It’s complicated, and apparently hopeless. If you haven’t started L’Épée d’Ardenois yet, begin it with volume 1, Garen, rather than with this climax & conclusion. Nuhy begins with all appearing lost and goes downhill from there. The 64-page album is about 60 pages of increasing depression, but lots of thrilling medieval warfare and swordplay. Is young Garen – the rabbit equivalent of a 12- or 13-year-old farmboy, really the “boy of the prophecy” who can defeat Nuhy and Hellequin? He can barely lift the legendary Sword of Ardenois; shouldn’t a stronger knight take it from him and fight in his place? Is his determination to become a Companion of the Dawn really their salvation, or a naïve bravado that will lead them to doom?
The remaining four pages… well, that would give away what L’Épée d’Ardenois has been all about. This is what medieval warfare and politics were really like (minus the funny animals). Study your Machiavelli.

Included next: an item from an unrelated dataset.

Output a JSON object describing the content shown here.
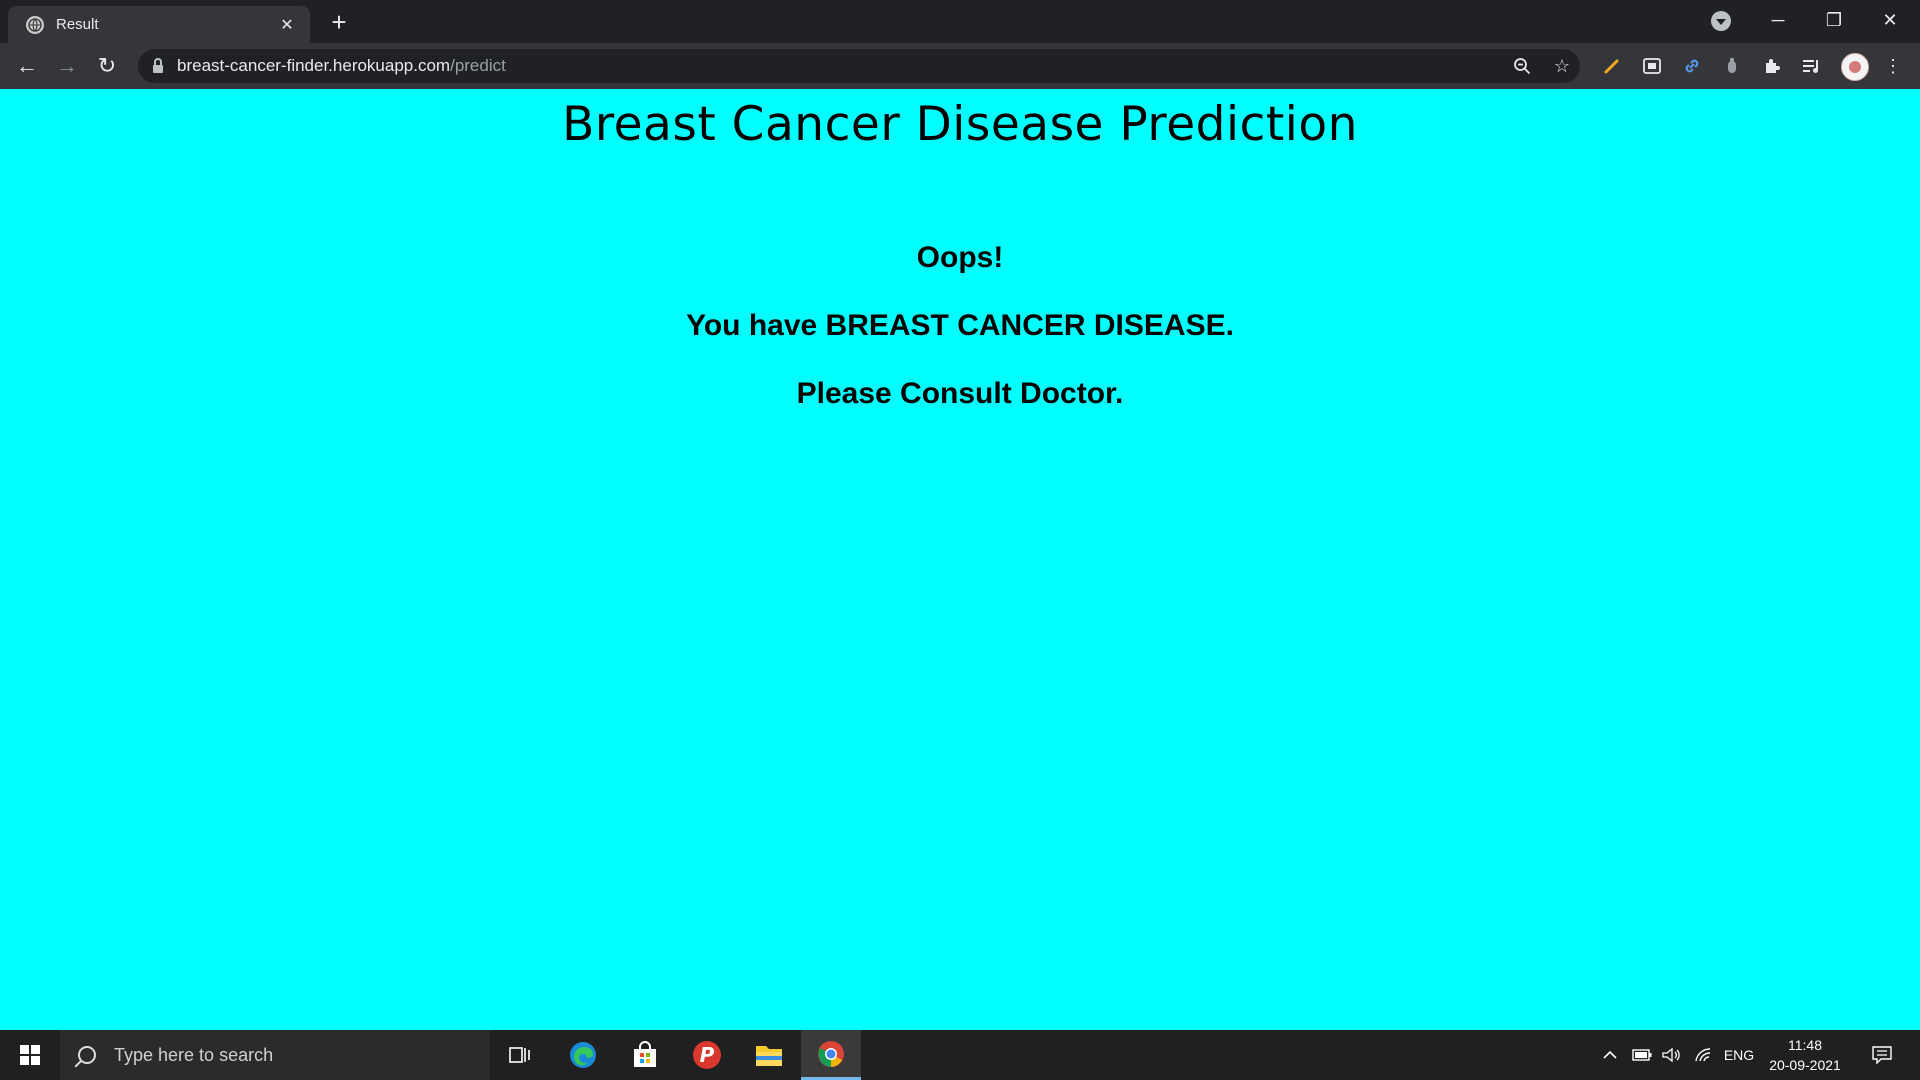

Willem has said in an interview that L’Épée d’Ardenois is his tribute to the medieval Roman de Renard, Disney’s 1973 Robin Hood movie, Jacques’ Redwall novels, and all of the medieval-setting talking-animal fantasies that have influenced him. He has said in another interview that his influences also include the adventure novels of Alexandre Dumas (The Three Musketeers, The Count of Monte Cristo, etc.) and the movies of Sergio Leone. He’s not planning a sequel to L’Épée d’Ardenois (considering how it ends, would any sequel be advisable?), and he doesn’t think any movie of it would be possible (“assurément non!); it would have to be too bowdlerized. But he is planning more animalière adventures – he is working on one now set in the skies above New York City in the 1930s, with lots of 1930s aircraft. I want to read it!